== Internet threat ==
Do you regard the internet as friend or foe? Probably, like most people, a bit of both. Rehana Ali, who runs two sites with her husband, in Leeds and Bradford, rang to ask if there was anything they could do to prevent someone "just around the corner" from the Bradford site from applying for a licence to sell alcohol from home. She had checked with the local authority which confirmed that the guy had applied for a licence to sell via the internet and had taken the appropriate course. The council said she had 28 days to appeal.
I suspected that the threat to the Alis’ off licence sales would probably be no greater than if the guy lived in Bournemouth. But I also suggested that she appeal on the grounds that the couple had spent 10 years serving the local community with a clear record when it came to under-aged sales. It never hurts to remind the local authority what good eggs you are.
The idea of an entrepreneur muscling in intrigued me enough to check back with them two months later for the outcome. "He was just a young guy and nothing came of it," she said. Probably the logistics of delivery struck home. The problem with offering goods on the worldwide web is you never know where your customers might be.
== Power struggles go on ==
Since reporting in December that Jonathan James had received a bill out of nowhere (well, actually from erstwhile energy supplier Powergen) for £35,000 for three years’ worth of wrong readings, I’ve been contacted by Jim Such, who runs Troopers Lodge Service Station at Moreton in Marsh, Gloucestershire.
He wrote to Npower in April 2002 asking for a balance as he wished to transfer to British Gas. He received a statement showing that he owed £579 which he promptly paid.
Four years later - yes, four years - he received a final demand from a firm of debt collectors looking for an outstanding balance of £6,000 plus charges (£8,731), to be paid within seven days or he’d face court. And, oh yes, there had been errors in the meter readings.

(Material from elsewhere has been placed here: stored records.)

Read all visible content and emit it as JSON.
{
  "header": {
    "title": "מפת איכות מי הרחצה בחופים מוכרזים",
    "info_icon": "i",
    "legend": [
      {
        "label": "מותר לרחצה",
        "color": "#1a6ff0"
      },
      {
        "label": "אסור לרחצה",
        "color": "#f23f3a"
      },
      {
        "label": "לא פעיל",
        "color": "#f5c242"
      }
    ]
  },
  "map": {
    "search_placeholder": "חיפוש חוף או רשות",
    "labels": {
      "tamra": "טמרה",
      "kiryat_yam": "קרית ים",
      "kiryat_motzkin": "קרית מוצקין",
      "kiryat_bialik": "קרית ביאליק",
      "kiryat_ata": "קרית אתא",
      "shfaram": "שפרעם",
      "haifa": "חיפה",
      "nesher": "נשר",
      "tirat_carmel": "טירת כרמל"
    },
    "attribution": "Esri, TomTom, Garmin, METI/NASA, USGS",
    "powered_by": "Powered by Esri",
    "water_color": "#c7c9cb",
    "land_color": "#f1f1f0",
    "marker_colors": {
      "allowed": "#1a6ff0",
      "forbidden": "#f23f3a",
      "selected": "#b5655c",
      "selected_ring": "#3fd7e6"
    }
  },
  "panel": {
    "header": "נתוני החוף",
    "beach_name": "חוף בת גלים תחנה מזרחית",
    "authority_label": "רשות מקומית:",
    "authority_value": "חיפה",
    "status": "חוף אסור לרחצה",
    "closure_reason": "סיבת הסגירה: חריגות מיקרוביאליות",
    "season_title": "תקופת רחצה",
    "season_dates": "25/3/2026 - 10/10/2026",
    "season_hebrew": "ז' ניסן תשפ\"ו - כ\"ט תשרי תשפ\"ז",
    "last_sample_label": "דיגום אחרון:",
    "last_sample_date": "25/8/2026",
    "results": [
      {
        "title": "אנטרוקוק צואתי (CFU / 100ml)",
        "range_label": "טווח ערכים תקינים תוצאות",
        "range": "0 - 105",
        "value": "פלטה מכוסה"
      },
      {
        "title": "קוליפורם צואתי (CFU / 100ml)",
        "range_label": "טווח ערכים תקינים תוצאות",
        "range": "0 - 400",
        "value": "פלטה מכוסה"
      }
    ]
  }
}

Jim attempted to talk to the debt collectors who didn’t bother showing up for an agreed appointment. It all went quiet. Then, in September 2007, another year later, he was offered a settlement figure of £5,000.
"I have declined their kind offer," he says, "and have spent considerable time setting out a spread sheet of as many of the actual meter readings I can obtain from my records. I feel I have been open and honest in my dealings with Npower and if they have cocked this up then this is not my problem."
He, like Jonathan, points out that his is a family business trying to survive.
Readers may note that a demand for £8,000 isn’t in the same league as a demand for £35,000, but they are relative. Jonathan James has five sites (three petrol plus stores, two c-stores minus petrol) but his is still a family business which can ill afford such abusive demands from a company, which like all the energy suppliers, seems to think that deregulation means an opportunity to profiteer.
Jonathan, in his new high-profile role as deputy chairman of the Association of Convenience Stores, feels it is his duty to go the distance on this one and has told Powergen he will see them in court. He too is so sure that he has right on his side that he says: "I’m pretty at ease with it."
He adds that, even without the appalling meter-reading errors, energy companies have not been backwards in putting their prices up. His supermarket at Soham in Cambs had an energy bill of £26,000 per annum when he took it over in 2003. By 2007 this had risen to £63,000 which is £800 a week off his bottom line. He has not increased the refrigeration at the store and in fact has decreased the overnight lighting so this is purely organic growth in the price of energy.
He is looking into the possibility of a wind farm and I, as I’m sure do you, eagerly await any details on this development.
== Keep a record ==
I’ve just received a press release from the Federation of Small Businesses (FSB) that I think is worth passing on. In partnership with the Coalition Against Crime, the FSB is launching a national campaign to increase reporting of crime against businesses. The federation wants to encourage thousands of businesses to keep a record of every crime they are a victim of, no matter how small, and to report it to the police. The Every Crime Every Time campaign aims to highlight the extent of crime against small businesses and the fact that it is grossly under-reported. Despite the fact that a fifth of all crime in the UK is committed against business, only one in eight incidents is reported, often because owners feel that crime committed against them is low down on the list of police priorities. (I wonder where they got that idea?)
Anyway, I’m sure this is one instance where, if urged to ’do your bit’, you will have no trouble at all in complying.